──────── Data extract
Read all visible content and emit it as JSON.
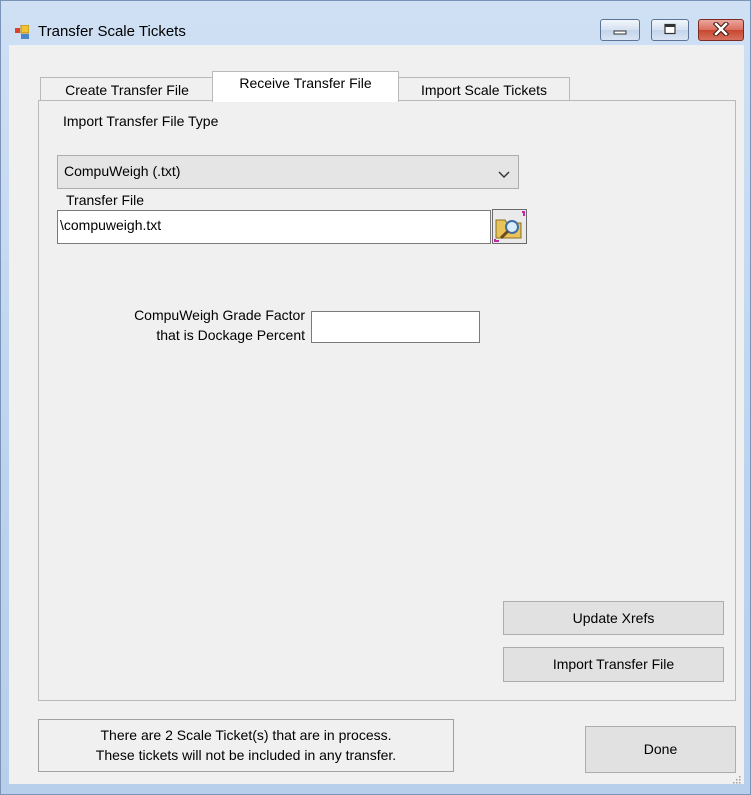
{
  "window": {
    "title": "Transfer Scale Tickets",
    "icon": "app-window-icon",
    "controls": {
      "minimize": "minimize-icon",
      "maximize": "maximize-icon",
      "close": "close-icon"
    }
  },
  "tabs": [
    {
      "label": "Create Transfer File",
      "active": false
    },
    {
      "label": "Receive Transfer File",
      "active": true
    },
    {
      "label": "Import Scale Tickets",
      "active": false
    }
  ],
  "receive_tab": {
    "file_type_label": "Import Transfer File Type",
    "file_type_value": "CompuWeigh (.txt)",
    "transfer_file_label": "Transfer File",
    "transfer_file_value": "\\compuweigh.txt",
    "grade_factor_label_line1": "CompuWeigh Grade Factor",
    "grade_factor_label_line2": "that is Dockage Percent",
    "grade_factor_value": "",
    "update_xrefs_label": "Update Xrefs",
    "import_button_label": "Import Transfer File"
  },
  "status": {
    "line1": "There are 2 Scale Ticket(s) that are in process.",
    "line2": "These tickets will not be included in any transfer."
  },
  "done_label": "Done",
  "colors": {
    "title_bar": "#bcd3ef",
    "client_background": "#f0f0f0",
    "close_button": "#c7472f"
  }
}
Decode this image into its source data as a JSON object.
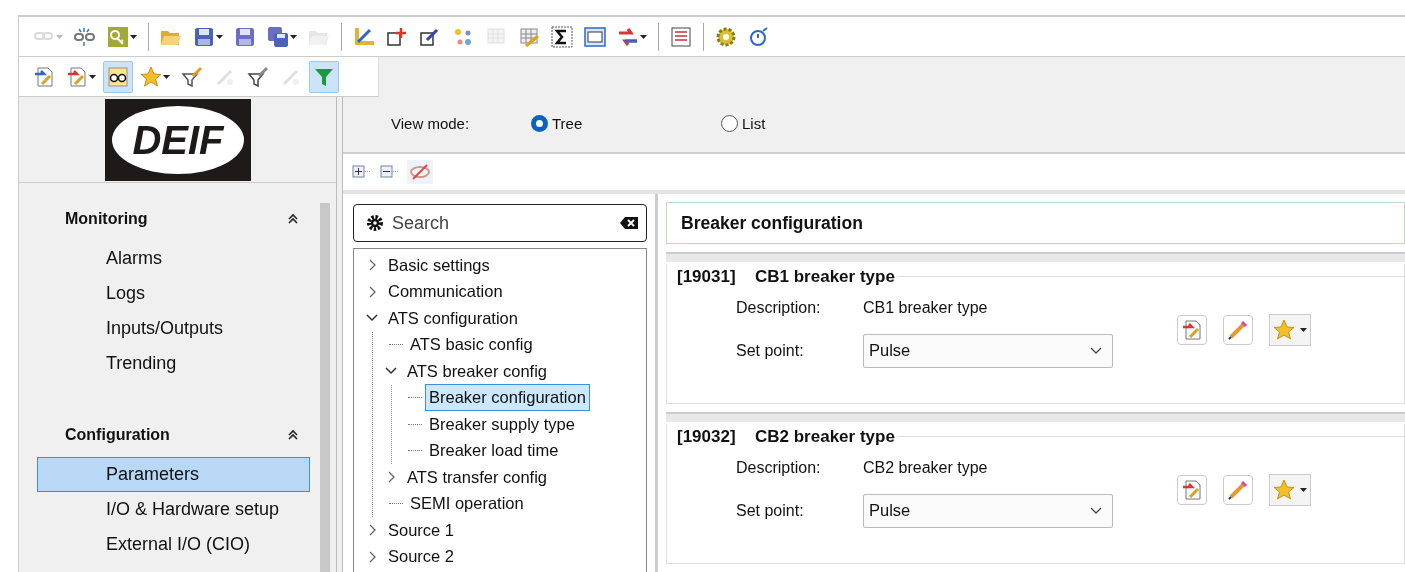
{
  "toolbars": [
    [
      {
        "kind": "icon",
        "disabled": true,
        "dropdown": true,
        "pressed": false
      },
      {
        "kind": "icon",
        "disabled": false,
        "dropdown": false,
        "pressed": false
      },
      {
        "kind": "icon",
        "disabled": false,
        "dropdown": true,
        "pressed": false
      },
      {
        "kind": "separator"
      },
      {
        "kind": "icon",
        "disabled": false,
        "dropdown": false,
        "pressed": false
      },
      {
        "kind": "icon",
        "disabled": false,
        "dropdown": true,
        "pressed": false
      },
      {
        "kind": "icon",
        "disabled": false,
        "dropdown": false,
        "pressed": false
      },
      {
        "kind": "icon",
        "disabled": false,
        "dropdown": true,
        "pressed": false
      },
      {
        "kind": "icon",
        "disabled": true,
        "dropdown": false,
        "pressed": false
      },
      {
        "kind": "separator"
      },
      {
        "kind": "icon",
        "disabled": false,
        "dropdown": false,
        "pressed": false
      },
      {
        "kind": "icon",
        "disabled": false,
        "dropdown": false,
        "pressed": false
      },
      {
        "kind": "icon",
        "disabled": false,
        "dropdown": false,
        "pressed": false
      },
      {
        "kind": "icon",
        "disabled": false,
        "dropdown": false,
        "pressed": false
      },
      {
        "kind": "icon",
        "disabled": true,
        "dropdown": false,
        "pressed": false
      },
      {
        "kind": "icon",
        "disabled": false,
        "dropdown": false,
        "pressed": false
      },
      {
        "kind": "icon",
        "disabled": false,
        "dropdown": false,
        "pressed": false
      },
      {
        "kind": "icon",
        "disabled": false,
        "dropdown": false,
        "pressed": false
      },
      {
        "kind": "icon",
        "disabled": false,
        "dropdown": true,
        "pressed": false
      },
      {
        "kind": "separator"
      },
      {
        "kind": "icon",
        "disabled": false,
        "dropdown": false,
        "pressed": false
      },
      {
        "kind": "separator"
      },
      {
        "kind": "icon",
        "disabled": false,
        "dropdown": false,
        "pressed": false
      },
      {
        "kind": "icon",
        "disabled": false,
        "dropdown": false,
        "pressed": false
      }
    ],
    [
      {
        "kind": "icon",
        "disabled": false,
        "dropdown": false,
        "pressed": false
      },
      {
        "kind": "icon",
        "disabled": false,
        "dropdown": true,
        "pressed": false
      },
      {
        "kind": "icon",
        "disabled": false,
        "dropdown": false,
        "pressed": true
      },
      {
        "kind": "icon",
        "disabled": false,
        "dropdown": true,
        "pressed": false
      },
      {
        "kind": "icon",
        "disabled": false,
        "dropdown": false,
        "pressed": false
      },
      {
        "kind": "icon",
        "disabled": true,
        "dropdown": false,
        "pressed": false
      },
      {
        "kind": "icon",
        "disabled": false,
        "dropdown": false,
        "pressed": false
      },
      {
        "kind": "icon",
        "disabled": true,
        "dropdown": false,
        "pressed": false
      },
      {
        "kind": "icon",
        "disabled": false,
        "dropdown": false,
        "pressed": true
      }
    ]
  ],
  "logo": {
    "text": "DEIF"
  },
  "sidebar": {
    "sections": [
      {
        "title": "Monitoring",
        "expanded": true,
        "items": [
          {
            "label": "Alarms",
            "selected": false
          },
          {
            "label": "Logs",
            "selected": false
          },
          {
            "label": "Inputs/Outputs",
            "selected": false
          },
          {
            "label": "Trending",
            "selected": false
          }
        ]
      },
      {
        "title": "Configuration",
        "expanded": true,
        "items": [
          {
            "label": "Parameters",
            "selected": true
          },
          {
            "label": "I/O & Hardware setup",
            "selected": false
          },
          {
            "label": "External I/O (CIO)",
            "selected": false
          }
        ]
      }
    ]
  },
  "view_mode": {
    "label": "View mode:",
    "options": [
      {
        "label": "Tree",
        "selected": true
      },
      {
        "label": "List",
        "selected": false
      }
    ]
  },
  "search": {
    "placeholder": "Search"
  },
  "tree": [
    {
      "label": "Basic settings",
      "expanded": false,
      "selected": false
    },
    {
      "label": "Communication",
      "expanded": false,
      "selected": false
    },
    {
      "label": "ATS configuration",
      "expanded": true,
      "selected": false,
      "children": [
        {
          "label": "ATS basic config",
          "selected": false
        },
        {
          "label": "ATS breaker config",
          "expanded": true,
          "selected": false,
          "children": [
            {
              "label": "Breaker configuration",
              "selected": true
            },
            {
              "label": "Breaker supply type",
              "selected": false
            },
            {
              "label": "Breaker load time",
              "selected": false
            }
          ]
        },
        {
          "label": "ATS transfer config",
          "expanded": false,
          "selected": false
        },
        {
          "label": "SEMI operation",
          "selected": false
        }
      ]
    },
    {
      "label": "Source 1",
      "expanded": false,
      "selected": false
    },
    {
      "label": "Source 2",
      "expanded": false,
      "selected": false
    }
  ],
  "panel": {
    "title": "Breaker configuration",
    "parameters": [
      {
        "id": "[19031]",
        "name": "CB1 breaker type",
        "description_label": "Description:",
        "description": "CB1 breaker type",
        "setpoint_label": "Set point:",
        "value": "Pulse"
      },
      {
        "id": "[19032]",
        "name": "CB2 breaker type",
        "description_label": "Description:",
        "description": "CB2 breaker type",
        "setpoint_label": "Set point:",
        "value": "Pulse"
      }
    ]
  }
}
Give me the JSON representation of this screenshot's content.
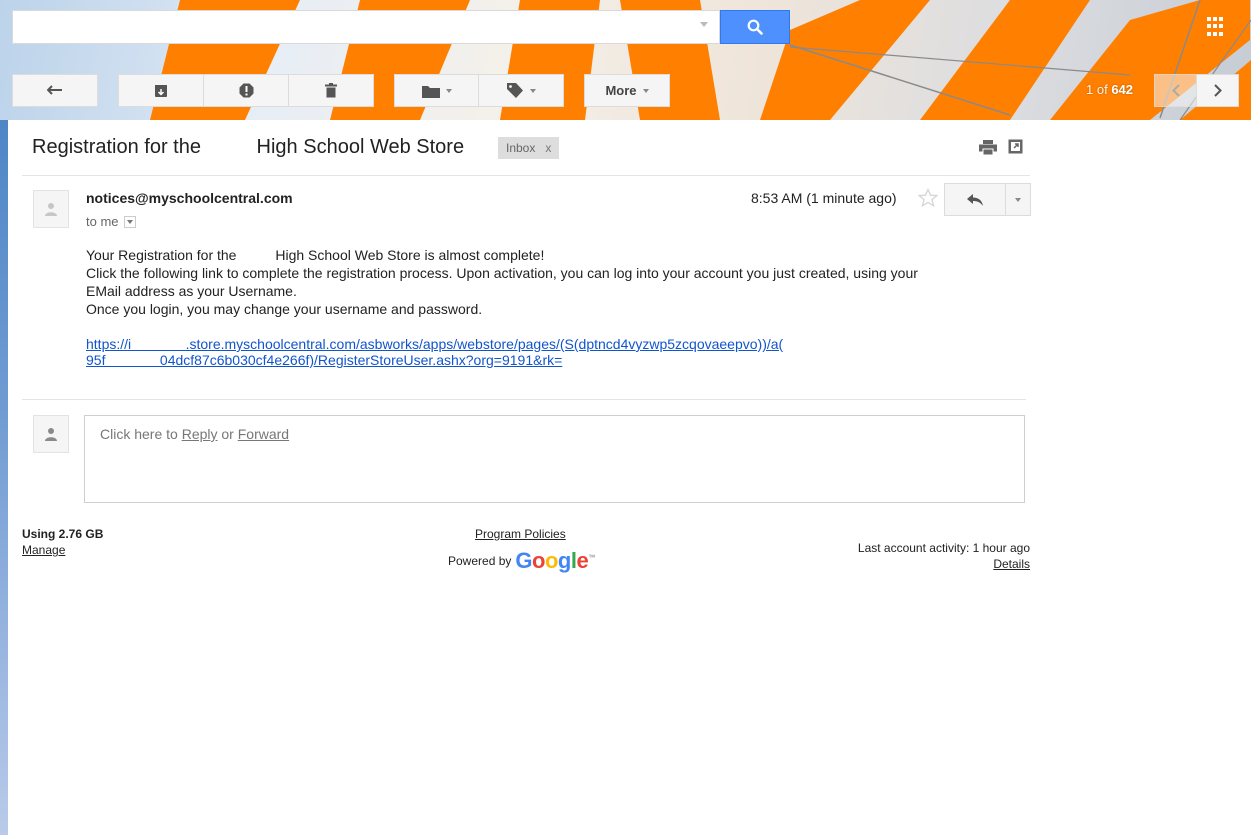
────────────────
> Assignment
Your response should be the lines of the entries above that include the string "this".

> Answer space
Decode this image into its source data as a JSON object.
Give me the JSON representation of this screenshot's content.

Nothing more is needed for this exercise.